The results have not been verified by external scientists and published in an academic journal yet, but according to preliminary data analyzed by Marina and her colleagues, two-thirds of participants chose that they would like to fact-check the content of the post. “This suggests that people are quite willing to double-check the truthfulness of the information they see,” says Marina. In general, this result was consistent across the seven countries, but there were particular differences related to participants’ characteristics, such as age. Currently, the researchers are investigating what could explain such discrepancy.
While the battle against mis- and disinformation will continue to be hard to win, studies like Marina’s help to understand what we can do about this, providing evidence-based strategies. For instance, fact-checking requires extra time, which could prevent people from doing that. To minimize the issue, Marina suggests that “building fact-checking tools into social media platforms can make this task much easier for users. And as our study shows, the majority of users would engage with built-in fact-checking tools.” But even if users are willing to fact-check, this doesn’t mean that the sources they will access would be reliable. And one strategy to cope with this could be the integration of reliable sources on social media platforms themselves. In fact, now during the coronavirus pandemics, such a strategy has been used by Instagram, in which posts related to the pandemic
s usually come accompanied by a link to the pages of health authorities.
It is also important to highlight that, although Marina’s study included a large number of people, the participants were all from European countries, which may not necessarily represent the behavior of individuals from other continents. In addition, the experiments were done in a controlled condition and, as Marina complements, “it remains to be shown if such findings generalize to the real world when individuals do not only see one post, but when they are presented with an abundance of information. It will be interesting to see whether the high levels of willingness to fact-check is also present in everyday life.” Hopefully, we will be able to hear more about the outcomes of this study very soon.
When not researching public trust in science, Marina also enjoys teaching about it. If you are more interested in the topic, she was one of the instructors in the online and freely available course “Communicating Trustworthy Information in the Digital World”. On top of that, Marina enjoys playing the guitar in the post-punk band “Big Pleasure”, training for her green belt in Japanese Jiu-Jitsu, as well as skateboarding.
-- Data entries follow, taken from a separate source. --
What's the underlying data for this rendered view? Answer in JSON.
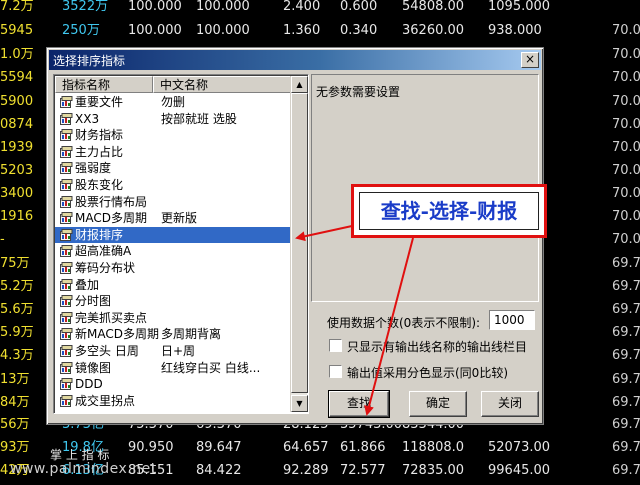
{
  "background_table": {
    "rows": [
      {
        "c0": "7.2万",
        "c1": "3522万",
        "c2": "100.000",
        "c3": "100.000",
        "c4": "2.400",
        "c5": "0.600",
        "c6": "54808.00",
        "c7": "1095.000"
      },
      {
        "c0": "5945",
        "c1": "250万",
        "c2": "100.000",
        "c3": "100.000",
        "c4": "1.360",
        "c5": "0.340",
        "c6": "36260.00",
        "c7": "938.000"
      },
      {
        "c0": "1.0万",
        "c1": "",
        "c2": "",
        "c3": "",
        "c4": "",
        "c5": "",
        "c6": "",
        "c7": ""
      },
      {
        "c0": "5594",
        "c1": "",
        "c2": "",
        "c3": "",
        "c4": "",
        "c5": "",
        "c6": "",
        "c7": ""
      },
      {
        "c0": "5900",
        "c1": "",
        "c2": "",
        "c3": "",
        "c4": "",
        "c5": "",
        "c6": "",
        "c7": ""
      },
      {
        "c0": "0874",
        "c1": "",
        "c2": "",
        "c3": "",
        "c4": "",
        "c5": "",
        "c6": "",
        "c7": ""
      },
      {
        "c0": "1939",
        "c1": "",
        "c2": "",
        "c3": "",
        "c4": "",
        "c5": "",
        "c6": "",
        "c7": ""
      },
      {
        "c0": "5203",
        "c1": "",
        "c2": "",
        "c3": "",
        "c4": "",
        "c5": "",
        "c6": "",
        "c7": ""
      },
      {
        "c0": "3400",
        "c1": "",
        "c2": "",
        "c3": "",
        "c4": "",
        "c5": "",
        "c6": "",
        "c7": ""
      },
      {
        "c0": "1916",
        "c1": "",
        "c2": "",
        "c3": "",
        "c4": "",
        "c5": "",
        "c6": "",
        "c7": ""
      },
      {
        "c0": "-",
        "c1": "",
        "c2": "",
        "c3": "",
        "c4": "",
        "c5": "",
        "c6": "",
        "c7": ""
      },
      {
        "c0": "75万",
        "c1": "",
        "c2": "",
        "c3": "",
        "c4": "",
        "c5": "",
        "c6": "",
        "c7": ""
      },
      {
        "c0": "5.2万",
        "c1": "",
        "c2": "",
        "c3": "",
        "c4": "",
        "c5": "",
        "c6": "",
        "c7": ""
      },
      {
        "c0": "5.6万",
        "c1": "",
        "c2": "",
        "c3": "",
        "c4": "",
        "c5": "",
        "c6": "",
        "c7": ""
      },
      {
        "c0": "5.9万",
        "c1": "",
        "c2": "",
        "c3": "",
        "c4": "",
        "c5": "",
        "c6": "",
        "c7": ""
      },
      {
        "c0": "4.3万",
        "c1": "",
        "c2": "",
        "c3": "",
        "c4": "",
        "c5": "",
        "c6": "",
        "c7": ""
      },
      {
        "c0": "13万",
        "c1": "",
        "c2": "",
        "c3": "",
        "c4": "",
        "c5": "",
        "c6": "",
        "c7": ""
      },
      {
        "c0": "84万",
        "c1": "",
        "c2": "",
        "c3": "",
        "c4": "",
        "c5": "",
        "c6": "",
        "c7": ""
      },
      {
        "c0": "56万",
        "c1": "3.73亿",
        "c2": "75.370",
        "c3": "69.370",
        "c4": "28.125",
        "c5": "35743.00",
        "c6": "83344.00",
        "c7": ""
      },
      {
        "c0": "93万",
        "c1": "19.8亿",
        "c2": "90.950",
        "c3": "89.647",
        "c4": "64.657",
        "c5": "61.866",
        "c6": "118808.0",
        "c7": "52073.00"
      },
      {
        "c0": "42万",
        "c1": "6.13亿",
        "c2": "85.151",
        "c3": "84.422",
        "c4": "92.289",
        "c5": "72.577",
        "c6": "72835.00",
        "c7": "99645.00"
      }
    ],
    "right_col": [
      "70.0",
      "70.0",
      "70.0",
      "70.0",
      "70.0",
      "70.0",
      "70.0",
      "70.0",
      "70.0",
      "70.0",
      "69.7",
      "69.7",
      "69.7",
      "69.7",
      "69.7",
      "69.7",
      "69.7",
      "69.7",
      "69.7",
      "69.7"
    ]
  },
  "watermark": {
    "line1": "掌 上 指 标",
    "line2": "www.palmindex.net"
  },
  "dialog": {
    "title": "选择排序指标",
    "close_label": "×",
    "columns": {
      "name": "指标名称",
      "cn": "中文名称"
    },
    "items": [
      {
        "name": "重要文件",
        "cn": "勿删"
      },
      {
        "name": "XX3",
        "cn": "按部就班 选股"
      },
      {
        "name": "财务指标",
        "cn": ""
      },
      {
        "name": "主力占比",
        "cn": ""
      },
      {
        "name": "强弱度",
        "cn": ""
      },
      {
        "name": "股东变化",
        "cn": ""
      },
      {
        "name": "股票行情布局",
        "cn": ""
      },
      {
        "name": "MACD多周期",
        "cn": "更新版"
      },
      {
        "name": "财报排序",
        "cn": "",
        "selected": true
      },
      {
        "name": "超高准确A",
        "cn": ""
      },
      {
        "name": "筹码分布状",
        "cn": ""
      },
      {
        "name": "叠加",
        "cn": ""
      },
      {
        "name": "分时图",
        "cn": ""
      },
      {
        "name": "完美抓买卖点",
        "cn": ""
      },
      {
        "name": "新MACD多周期",
        "cn": "多周期背离"
      },
      {
        "name": "多空头 日周",
        "cn": "日+周"
      },
      {
        "name": "镜像图",
        "cn": "红线穿白买 白线..."
      },
      {
        "name": "DDD",
        "cn": ""
      },
      {
        "name": "成交里拐点",
        "cn": ""
      }
    ],
    "param_text": "无参数需要设置",
    "count_label": "使用数据个数(0表示不限制):",
    "count_value": "1000",
    "check1_label": "只显示有输出线名称的输出线栏目",
    "check2_label": "输出值采用分色显示(同0比较)",
    "buttons": {
      "find": "查找",
      "ok": "确定",
      "close": "关闭"
    }
  },
  "annotation": {
    "text": "查找-选择-财报"
  },
  "colors": {
    "selected": "#3169c6",
    "annotation_border": "#e01010",
    "annotation_text": "#1a3cc8",
    "arrow": "#e01010"
  }
}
Let’s stay tuned for more exciting results of Marina’s research. Best of luck in your journey, Marina! Thank you for participating 🙂